And you know, I mean, there was a selection process. I joined in January 2006. And in March 2006, Richard came to Dubai to launch Virgin Galactic and since I was the first customer from the [United Arab Emirates], he actually invited me and he launched Virgin Galactic with me. And then the government of Pakistan invited me and can you imagine a little girl growing up in Pakistan, thinking of going to space, was launched by the country on the national level as the “First Pakistani Astronaut.”
That is a bit too much. I mean, dreams do come true, I guess. This is like really impossible stuff. We have a country of 200 million people and to have this title — it means a lot.
Spaceflight often takes a really long time. It’s been over a decade since you signed up with Virgin. How have you seen space tourism evolve in that time?
Now we have Blue Origin that’s really caught up. And there were times when people thought that maybe Blue Origin will be the first. But there’s no race here. Everybody’s focused on the safety of operations and nobody wants to be the first as such. Virgin is still, however, the first. They’re ahead of the game and they have done two human spaceflights recently to space.
We in this suborbital spaceflight community are very supportive of each other. I don’t think that I’ve seen any, in my experience, cutthroat competition. It’s about achieving a milestone. It’s about that giant leap for the consumer market into into space. So whoever does it, we have to support them, because it’s going to help anyone who’s dreamt of going to space in the future. It’s not just about my spaceflight, it’s about what I’m doing to create this opportunity for the masses.
What do you think about the opportunities there are now for women in this field? What do you think we should be doing to be able to include not just women, but other ethnicities, too, and more diversity in aerospace?
Returning the next man to the moon and the first woman to the moon [under NASA’s Artemis program] is an amazing thing. It’s really inspirational to see that happen.
But my message is that, now that they’re engaging international partners and other countries, they need to provide opportunities for other nationalities, women from other countries, especially developing countries, who don’t have their own space programs, to fly to space on an orbital flight.
You’re a person who has traveled to places that a lot of people haven’t been to, and I imagine you have a connection with the Earth, as well, because of that. There’s a lot of people who say maybe we should be investing a little less on spaceflight and a little bit more on our planet.

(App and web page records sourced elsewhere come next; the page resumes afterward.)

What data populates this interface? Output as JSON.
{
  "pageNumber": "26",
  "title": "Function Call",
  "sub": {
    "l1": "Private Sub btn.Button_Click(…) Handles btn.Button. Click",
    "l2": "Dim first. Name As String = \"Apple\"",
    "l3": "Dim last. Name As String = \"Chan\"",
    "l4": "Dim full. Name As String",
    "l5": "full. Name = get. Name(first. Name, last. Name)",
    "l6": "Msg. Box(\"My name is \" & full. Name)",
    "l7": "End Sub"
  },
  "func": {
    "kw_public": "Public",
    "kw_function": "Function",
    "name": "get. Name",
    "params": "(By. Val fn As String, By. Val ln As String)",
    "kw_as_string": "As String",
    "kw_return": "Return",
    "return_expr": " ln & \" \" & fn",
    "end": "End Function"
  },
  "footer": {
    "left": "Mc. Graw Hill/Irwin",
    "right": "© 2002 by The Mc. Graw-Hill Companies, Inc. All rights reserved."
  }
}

How do you reconcile those two ideas?
I think people don’t realize how important space technologies are in our daily lives. People think space is alien, it has nothing to do with us on Earth.
But look at our cell phones, look at our navigation systems in the cars, look at what’s happening at the International Space Station for medical breakthroughs, for the environment, for green house experiments, for disaster risk reduction, for disaster management.
We need all that, and yes, it’s nice to have a fun ride into space. Maybe people think that is not important. But no, it’s the very same industry that’s going to actually open low Earth orbit and the suborbital flights to students [and] to scientists to do experiments. If the suborbital flights do not happen, we would not have this gateway open for all these other sectors.
It’s not just about going there and planting a flag on the moon, or taking a joyride for the rich and famous. It’s going to be a consumer market.